Go through the data and copy every line in which "title" appears.

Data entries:
────

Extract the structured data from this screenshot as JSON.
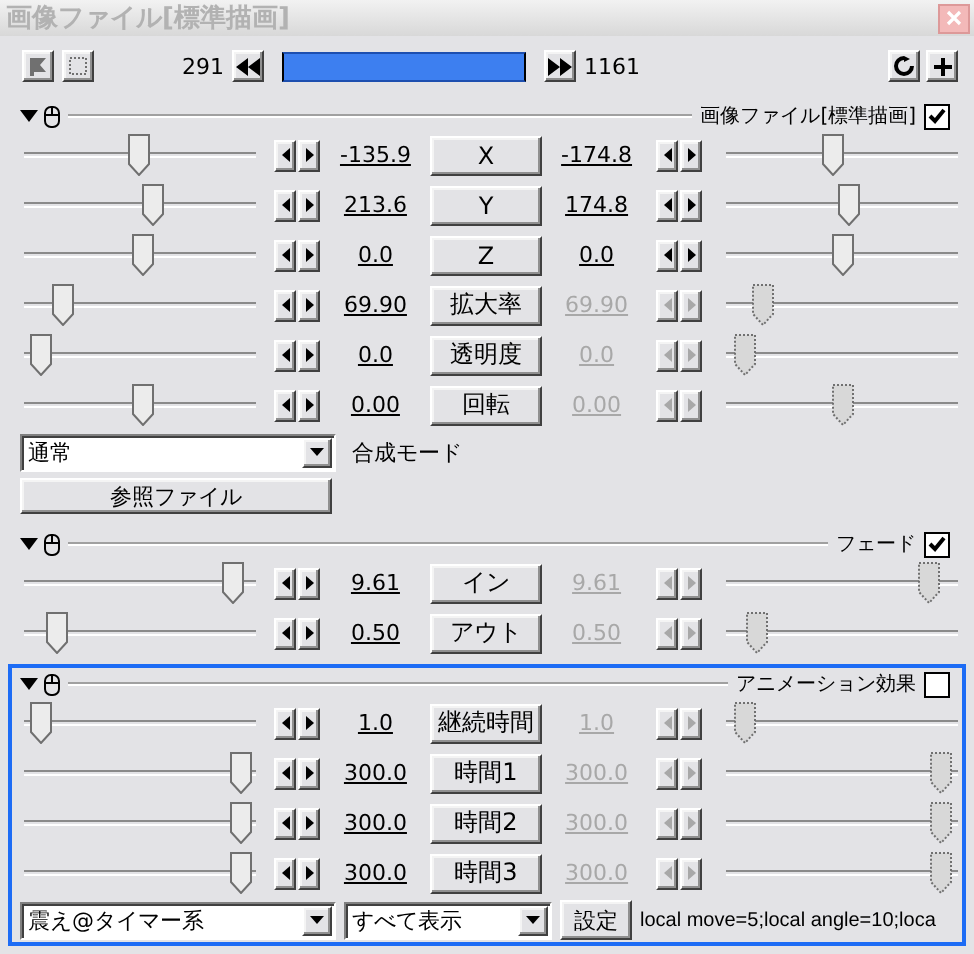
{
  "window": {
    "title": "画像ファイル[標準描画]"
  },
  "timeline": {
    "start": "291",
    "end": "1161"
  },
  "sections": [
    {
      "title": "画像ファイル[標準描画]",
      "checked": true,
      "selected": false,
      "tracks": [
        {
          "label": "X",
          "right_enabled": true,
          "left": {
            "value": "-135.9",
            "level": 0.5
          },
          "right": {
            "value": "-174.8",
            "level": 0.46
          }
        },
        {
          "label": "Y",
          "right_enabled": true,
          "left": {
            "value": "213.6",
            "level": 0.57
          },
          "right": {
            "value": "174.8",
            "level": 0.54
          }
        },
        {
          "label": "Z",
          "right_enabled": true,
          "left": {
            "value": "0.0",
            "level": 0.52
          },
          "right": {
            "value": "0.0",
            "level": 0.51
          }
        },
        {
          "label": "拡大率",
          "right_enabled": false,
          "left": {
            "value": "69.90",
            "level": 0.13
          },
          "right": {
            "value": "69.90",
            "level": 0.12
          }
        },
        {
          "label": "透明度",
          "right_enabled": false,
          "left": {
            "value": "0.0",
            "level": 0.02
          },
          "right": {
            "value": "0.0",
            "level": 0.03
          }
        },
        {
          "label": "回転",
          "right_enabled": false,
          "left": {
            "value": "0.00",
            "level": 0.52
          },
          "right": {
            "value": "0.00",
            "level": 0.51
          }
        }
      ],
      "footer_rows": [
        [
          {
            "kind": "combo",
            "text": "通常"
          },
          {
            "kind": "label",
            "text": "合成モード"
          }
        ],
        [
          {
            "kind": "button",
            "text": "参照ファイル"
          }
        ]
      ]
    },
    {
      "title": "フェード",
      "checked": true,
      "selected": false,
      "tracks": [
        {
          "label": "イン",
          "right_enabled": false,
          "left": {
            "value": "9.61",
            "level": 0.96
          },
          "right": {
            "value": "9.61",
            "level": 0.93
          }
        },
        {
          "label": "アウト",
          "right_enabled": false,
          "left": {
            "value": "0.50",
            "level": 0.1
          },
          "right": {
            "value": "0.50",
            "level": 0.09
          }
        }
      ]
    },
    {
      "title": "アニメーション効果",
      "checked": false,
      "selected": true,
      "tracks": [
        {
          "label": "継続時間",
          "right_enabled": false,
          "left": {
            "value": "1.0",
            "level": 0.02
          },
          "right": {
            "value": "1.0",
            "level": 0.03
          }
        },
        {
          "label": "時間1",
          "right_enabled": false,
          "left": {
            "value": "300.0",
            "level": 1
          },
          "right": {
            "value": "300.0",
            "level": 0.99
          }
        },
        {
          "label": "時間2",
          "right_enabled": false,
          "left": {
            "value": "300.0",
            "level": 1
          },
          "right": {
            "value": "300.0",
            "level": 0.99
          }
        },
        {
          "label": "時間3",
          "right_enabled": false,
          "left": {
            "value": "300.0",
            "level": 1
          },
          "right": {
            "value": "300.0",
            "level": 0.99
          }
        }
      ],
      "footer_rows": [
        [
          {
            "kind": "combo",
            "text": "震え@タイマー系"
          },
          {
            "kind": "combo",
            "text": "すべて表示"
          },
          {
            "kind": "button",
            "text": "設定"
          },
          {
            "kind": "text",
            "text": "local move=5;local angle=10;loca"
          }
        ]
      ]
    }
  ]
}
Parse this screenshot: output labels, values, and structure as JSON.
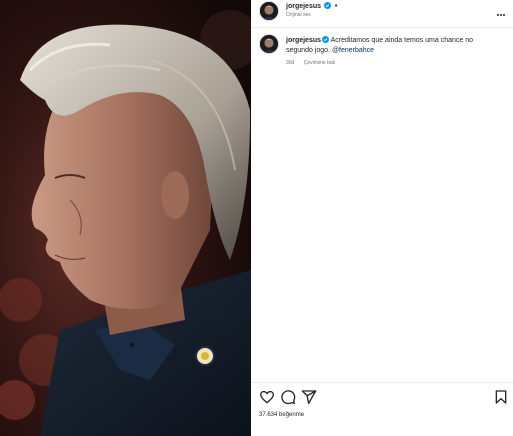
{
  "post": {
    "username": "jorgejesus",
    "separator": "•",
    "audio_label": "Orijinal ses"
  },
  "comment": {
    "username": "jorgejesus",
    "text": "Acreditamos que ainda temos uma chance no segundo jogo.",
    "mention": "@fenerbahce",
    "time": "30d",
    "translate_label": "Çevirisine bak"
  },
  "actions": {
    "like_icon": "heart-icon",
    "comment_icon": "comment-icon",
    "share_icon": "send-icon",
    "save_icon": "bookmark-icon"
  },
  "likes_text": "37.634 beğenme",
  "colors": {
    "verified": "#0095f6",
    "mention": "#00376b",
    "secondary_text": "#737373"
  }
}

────

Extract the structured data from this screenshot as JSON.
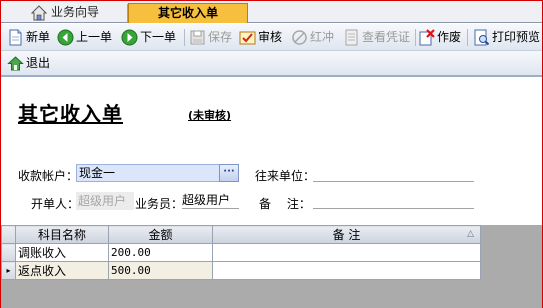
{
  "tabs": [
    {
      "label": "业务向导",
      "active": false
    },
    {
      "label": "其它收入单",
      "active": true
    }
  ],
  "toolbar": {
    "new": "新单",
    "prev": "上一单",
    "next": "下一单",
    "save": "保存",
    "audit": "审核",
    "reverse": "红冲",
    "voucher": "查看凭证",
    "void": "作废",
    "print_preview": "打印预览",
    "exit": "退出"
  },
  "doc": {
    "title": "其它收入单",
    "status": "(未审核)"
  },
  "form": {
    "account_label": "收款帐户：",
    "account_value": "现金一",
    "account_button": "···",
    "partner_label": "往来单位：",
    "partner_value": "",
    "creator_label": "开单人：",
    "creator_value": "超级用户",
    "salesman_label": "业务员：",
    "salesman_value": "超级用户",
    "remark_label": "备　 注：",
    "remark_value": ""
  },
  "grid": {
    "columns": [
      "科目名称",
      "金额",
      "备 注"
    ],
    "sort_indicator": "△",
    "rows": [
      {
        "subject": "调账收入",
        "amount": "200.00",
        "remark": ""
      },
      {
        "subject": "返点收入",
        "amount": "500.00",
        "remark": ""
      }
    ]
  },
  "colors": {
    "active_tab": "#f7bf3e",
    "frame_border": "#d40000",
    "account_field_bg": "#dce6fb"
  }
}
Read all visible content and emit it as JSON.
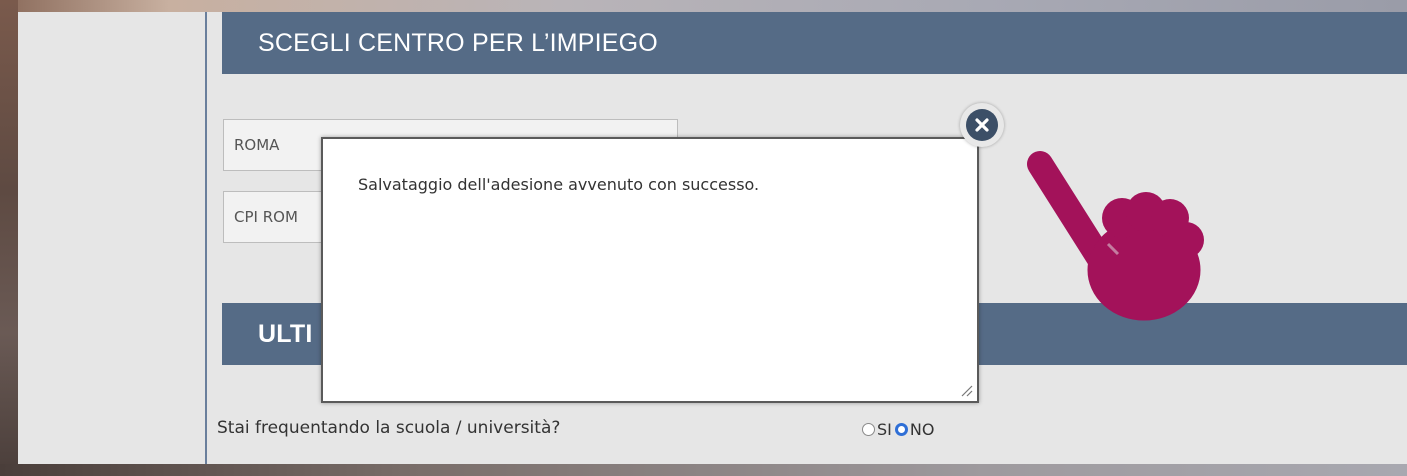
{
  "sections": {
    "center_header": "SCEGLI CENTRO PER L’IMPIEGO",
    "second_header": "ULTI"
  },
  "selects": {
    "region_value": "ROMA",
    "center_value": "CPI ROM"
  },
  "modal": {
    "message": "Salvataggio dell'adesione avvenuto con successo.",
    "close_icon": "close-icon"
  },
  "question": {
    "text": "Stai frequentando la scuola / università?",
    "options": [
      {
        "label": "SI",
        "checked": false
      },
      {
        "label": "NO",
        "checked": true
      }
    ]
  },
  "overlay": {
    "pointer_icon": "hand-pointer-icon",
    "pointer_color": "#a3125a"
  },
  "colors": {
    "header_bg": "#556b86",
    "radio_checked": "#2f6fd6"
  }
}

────

## [ANSWER BOX]
    "title": "画像ファイル[標準描画]"
      "title": "画像ファイル[標準描画]",
      "title": "フェード",
      "title": "アニメーション効果",
    "title": "其它收入单",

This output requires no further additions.